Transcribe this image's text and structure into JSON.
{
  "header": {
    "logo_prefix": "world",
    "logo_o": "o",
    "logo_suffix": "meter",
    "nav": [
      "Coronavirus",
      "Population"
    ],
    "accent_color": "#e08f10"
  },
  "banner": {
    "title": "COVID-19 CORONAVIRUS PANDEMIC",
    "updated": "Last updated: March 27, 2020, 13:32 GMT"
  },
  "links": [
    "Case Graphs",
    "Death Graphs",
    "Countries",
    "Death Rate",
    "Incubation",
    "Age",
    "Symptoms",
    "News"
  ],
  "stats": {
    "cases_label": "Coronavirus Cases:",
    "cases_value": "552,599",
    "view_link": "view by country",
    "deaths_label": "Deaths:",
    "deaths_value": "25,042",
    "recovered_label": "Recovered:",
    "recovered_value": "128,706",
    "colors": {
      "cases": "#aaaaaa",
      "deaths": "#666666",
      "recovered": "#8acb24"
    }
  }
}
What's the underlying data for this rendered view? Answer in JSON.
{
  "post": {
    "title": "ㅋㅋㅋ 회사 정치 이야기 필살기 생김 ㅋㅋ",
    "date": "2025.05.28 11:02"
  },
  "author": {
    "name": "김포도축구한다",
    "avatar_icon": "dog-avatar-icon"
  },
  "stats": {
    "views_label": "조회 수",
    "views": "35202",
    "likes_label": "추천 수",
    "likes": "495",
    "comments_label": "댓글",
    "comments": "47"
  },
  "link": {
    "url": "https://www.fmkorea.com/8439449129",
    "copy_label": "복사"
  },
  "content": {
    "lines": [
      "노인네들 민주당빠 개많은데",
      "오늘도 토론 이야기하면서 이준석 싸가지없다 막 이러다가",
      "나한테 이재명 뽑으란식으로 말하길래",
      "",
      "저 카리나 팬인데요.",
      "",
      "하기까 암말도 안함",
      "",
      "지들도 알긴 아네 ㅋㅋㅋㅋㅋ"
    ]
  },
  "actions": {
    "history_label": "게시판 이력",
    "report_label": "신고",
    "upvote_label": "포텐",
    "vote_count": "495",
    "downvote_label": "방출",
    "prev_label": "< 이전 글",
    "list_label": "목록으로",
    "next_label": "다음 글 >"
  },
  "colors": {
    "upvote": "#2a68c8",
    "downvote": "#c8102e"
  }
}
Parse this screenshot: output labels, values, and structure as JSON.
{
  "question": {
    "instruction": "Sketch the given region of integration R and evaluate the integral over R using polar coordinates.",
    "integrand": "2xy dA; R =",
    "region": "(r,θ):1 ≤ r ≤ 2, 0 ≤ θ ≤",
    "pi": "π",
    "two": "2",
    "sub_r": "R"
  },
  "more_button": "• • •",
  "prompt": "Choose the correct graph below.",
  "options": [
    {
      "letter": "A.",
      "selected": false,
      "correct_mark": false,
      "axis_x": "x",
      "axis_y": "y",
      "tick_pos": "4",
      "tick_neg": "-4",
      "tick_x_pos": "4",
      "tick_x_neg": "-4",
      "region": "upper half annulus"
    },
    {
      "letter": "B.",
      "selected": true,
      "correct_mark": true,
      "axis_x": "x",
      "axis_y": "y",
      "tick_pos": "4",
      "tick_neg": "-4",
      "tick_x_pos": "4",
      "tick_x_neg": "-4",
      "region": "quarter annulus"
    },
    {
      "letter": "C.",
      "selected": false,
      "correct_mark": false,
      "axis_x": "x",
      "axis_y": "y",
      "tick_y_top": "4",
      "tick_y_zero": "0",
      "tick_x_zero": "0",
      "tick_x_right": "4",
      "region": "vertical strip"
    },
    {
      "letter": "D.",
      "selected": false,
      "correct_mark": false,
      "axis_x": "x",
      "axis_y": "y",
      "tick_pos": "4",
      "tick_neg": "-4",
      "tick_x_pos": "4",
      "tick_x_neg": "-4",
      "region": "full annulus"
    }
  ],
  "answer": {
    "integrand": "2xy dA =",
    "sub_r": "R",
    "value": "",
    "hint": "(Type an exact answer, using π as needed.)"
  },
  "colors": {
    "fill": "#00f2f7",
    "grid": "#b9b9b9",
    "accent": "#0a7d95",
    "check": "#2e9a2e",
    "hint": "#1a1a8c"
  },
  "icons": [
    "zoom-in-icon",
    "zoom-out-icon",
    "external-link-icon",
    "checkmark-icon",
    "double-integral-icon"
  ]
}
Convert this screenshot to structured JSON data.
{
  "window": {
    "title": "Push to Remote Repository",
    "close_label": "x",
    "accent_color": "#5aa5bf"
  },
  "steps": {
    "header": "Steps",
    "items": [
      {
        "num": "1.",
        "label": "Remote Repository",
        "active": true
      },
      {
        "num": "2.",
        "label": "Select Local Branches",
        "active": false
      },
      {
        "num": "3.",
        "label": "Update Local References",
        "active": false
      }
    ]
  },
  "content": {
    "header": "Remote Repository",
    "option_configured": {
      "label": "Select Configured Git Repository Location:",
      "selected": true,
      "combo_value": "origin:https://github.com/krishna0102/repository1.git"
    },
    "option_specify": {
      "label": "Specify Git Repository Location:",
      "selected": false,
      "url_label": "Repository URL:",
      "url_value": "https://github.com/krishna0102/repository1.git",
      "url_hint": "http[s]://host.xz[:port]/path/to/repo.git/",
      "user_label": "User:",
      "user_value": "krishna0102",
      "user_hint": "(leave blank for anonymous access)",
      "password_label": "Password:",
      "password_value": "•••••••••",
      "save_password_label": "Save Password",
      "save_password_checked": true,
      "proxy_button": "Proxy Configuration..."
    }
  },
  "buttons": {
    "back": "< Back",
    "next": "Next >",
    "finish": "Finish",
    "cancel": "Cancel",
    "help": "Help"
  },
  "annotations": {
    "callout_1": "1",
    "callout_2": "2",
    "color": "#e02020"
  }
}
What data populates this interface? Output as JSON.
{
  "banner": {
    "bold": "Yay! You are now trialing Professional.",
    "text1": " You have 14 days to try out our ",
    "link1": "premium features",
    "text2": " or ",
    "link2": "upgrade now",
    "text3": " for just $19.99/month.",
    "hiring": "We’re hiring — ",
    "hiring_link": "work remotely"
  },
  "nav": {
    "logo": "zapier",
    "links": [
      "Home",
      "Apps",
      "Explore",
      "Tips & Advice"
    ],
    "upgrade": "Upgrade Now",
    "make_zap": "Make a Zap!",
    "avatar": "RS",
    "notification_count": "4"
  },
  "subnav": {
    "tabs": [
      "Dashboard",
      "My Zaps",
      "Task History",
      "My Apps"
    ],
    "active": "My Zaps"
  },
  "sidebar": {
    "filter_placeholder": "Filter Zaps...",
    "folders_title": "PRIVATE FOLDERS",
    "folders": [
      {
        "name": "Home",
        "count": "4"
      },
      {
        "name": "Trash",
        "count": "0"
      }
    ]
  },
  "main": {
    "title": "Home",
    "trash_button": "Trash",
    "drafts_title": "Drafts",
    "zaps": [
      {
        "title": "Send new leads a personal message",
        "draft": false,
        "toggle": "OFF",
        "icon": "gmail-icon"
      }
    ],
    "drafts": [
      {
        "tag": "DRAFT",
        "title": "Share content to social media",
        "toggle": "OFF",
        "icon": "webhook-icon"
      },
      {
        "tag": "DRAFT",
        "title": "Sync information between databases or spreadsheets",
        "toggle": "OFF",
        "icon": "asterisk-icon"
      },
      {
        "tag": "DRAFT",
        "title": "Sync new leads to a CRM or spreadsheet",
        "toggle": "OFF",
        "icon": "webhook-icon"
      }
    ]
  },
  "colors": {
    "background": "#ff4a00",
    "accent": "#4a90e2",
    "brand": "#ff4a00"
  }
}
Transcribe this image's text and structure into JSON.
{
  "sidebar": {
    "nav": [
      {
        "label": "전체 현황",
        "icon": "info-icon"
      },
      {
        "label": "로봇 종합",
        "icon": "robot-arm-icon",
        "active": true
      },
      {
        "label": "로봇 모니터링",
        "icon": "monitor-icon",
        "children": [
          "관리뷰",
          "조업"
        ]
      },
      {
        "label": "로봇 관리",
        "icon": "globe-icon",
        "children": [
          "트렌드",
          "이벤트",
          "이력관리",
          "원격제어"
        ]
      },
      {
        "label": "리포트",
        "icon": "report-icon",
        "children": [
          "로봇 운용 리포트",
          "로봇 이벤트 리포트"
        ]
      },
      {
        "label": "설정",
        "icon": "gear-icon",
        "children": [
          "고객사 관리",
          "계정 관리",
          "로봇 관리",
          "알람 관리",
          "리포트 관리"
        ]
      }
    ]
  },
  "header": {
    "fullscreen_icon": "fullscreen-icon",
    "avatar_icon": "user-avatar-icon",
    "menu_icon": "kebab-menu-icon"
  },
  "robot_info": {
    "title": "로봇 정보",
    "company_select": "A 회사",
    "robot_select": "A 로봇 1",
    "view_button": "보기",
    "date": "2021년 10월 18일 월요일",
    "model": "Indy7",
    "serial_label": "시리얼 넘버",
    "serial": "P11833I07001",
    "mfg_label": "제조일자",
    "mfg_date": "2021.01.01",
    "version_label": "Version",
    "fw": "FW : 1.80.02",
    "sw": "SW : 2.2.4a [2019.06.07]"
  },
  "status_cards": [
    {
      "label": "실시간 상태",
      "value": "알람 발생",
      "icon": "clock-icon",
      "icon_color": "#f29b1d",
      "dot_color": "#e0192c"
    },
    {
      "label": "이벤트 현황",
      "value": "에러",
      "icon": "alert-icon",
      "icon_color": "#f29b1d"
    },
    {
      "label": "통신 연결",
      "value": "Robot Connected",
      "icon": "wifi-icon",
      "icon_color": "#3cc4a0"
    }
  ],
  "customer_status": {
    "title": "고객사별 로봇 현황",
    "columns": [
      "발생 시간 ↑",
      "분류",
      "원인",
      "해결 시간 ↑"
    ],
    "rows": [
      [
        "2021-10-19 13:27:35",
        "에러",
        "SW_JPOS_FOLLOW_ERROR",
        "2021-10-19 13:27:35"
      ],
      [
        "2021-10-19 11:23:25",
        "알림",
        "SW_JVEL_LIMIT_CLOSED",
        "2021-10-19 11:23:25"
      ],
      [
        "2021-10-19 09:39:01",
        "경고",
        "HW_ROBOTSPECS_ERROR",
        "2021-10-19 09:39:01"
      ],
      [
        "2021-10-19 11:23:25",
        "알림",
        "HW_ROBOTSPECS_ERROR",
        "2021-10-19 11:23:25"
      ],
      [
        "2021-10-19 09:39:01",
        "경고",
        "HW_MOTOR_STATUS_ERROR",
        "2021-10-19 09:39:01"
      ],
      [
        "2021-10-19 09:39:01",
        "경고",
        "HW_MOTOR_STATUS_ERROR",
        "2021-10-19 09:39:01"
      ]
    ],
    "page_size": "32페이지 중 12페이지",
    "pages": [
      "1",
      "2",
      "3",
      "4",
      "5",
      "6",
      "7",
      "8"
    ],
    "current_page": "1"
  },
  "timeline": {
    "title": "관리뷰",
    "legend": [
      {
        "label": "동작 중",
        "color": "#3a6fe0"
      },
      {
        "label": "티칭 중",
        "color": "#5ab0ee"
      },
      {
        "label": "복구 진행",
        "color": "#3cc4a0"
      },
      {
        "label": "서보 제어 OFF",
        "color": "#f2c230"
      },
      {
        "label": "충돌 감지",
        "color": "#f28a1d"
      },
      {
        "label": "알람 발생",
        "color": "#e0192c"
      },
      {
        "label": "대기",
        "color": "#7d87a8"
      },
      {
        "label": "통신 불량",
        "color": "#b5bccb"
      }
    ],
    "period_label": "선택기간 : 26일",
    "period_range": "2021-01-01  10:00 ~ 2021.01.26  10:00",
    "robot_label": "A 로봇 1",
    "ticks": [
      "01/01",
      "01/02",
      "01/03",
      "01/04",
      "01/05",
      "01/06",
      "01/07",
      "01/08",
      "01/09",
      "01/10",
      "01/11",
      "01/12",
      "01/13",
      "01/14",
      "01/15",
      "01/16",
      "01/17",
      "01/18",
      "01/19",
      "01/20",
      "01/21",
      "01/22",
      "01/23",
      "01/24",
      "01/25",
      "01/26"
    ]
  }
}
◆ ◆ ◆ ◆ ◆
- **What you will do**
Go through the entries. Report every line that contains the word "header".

- **Exercise response**
  "header": {
    "header": "Steps",
    "header": "Remote Repository",
  "header": {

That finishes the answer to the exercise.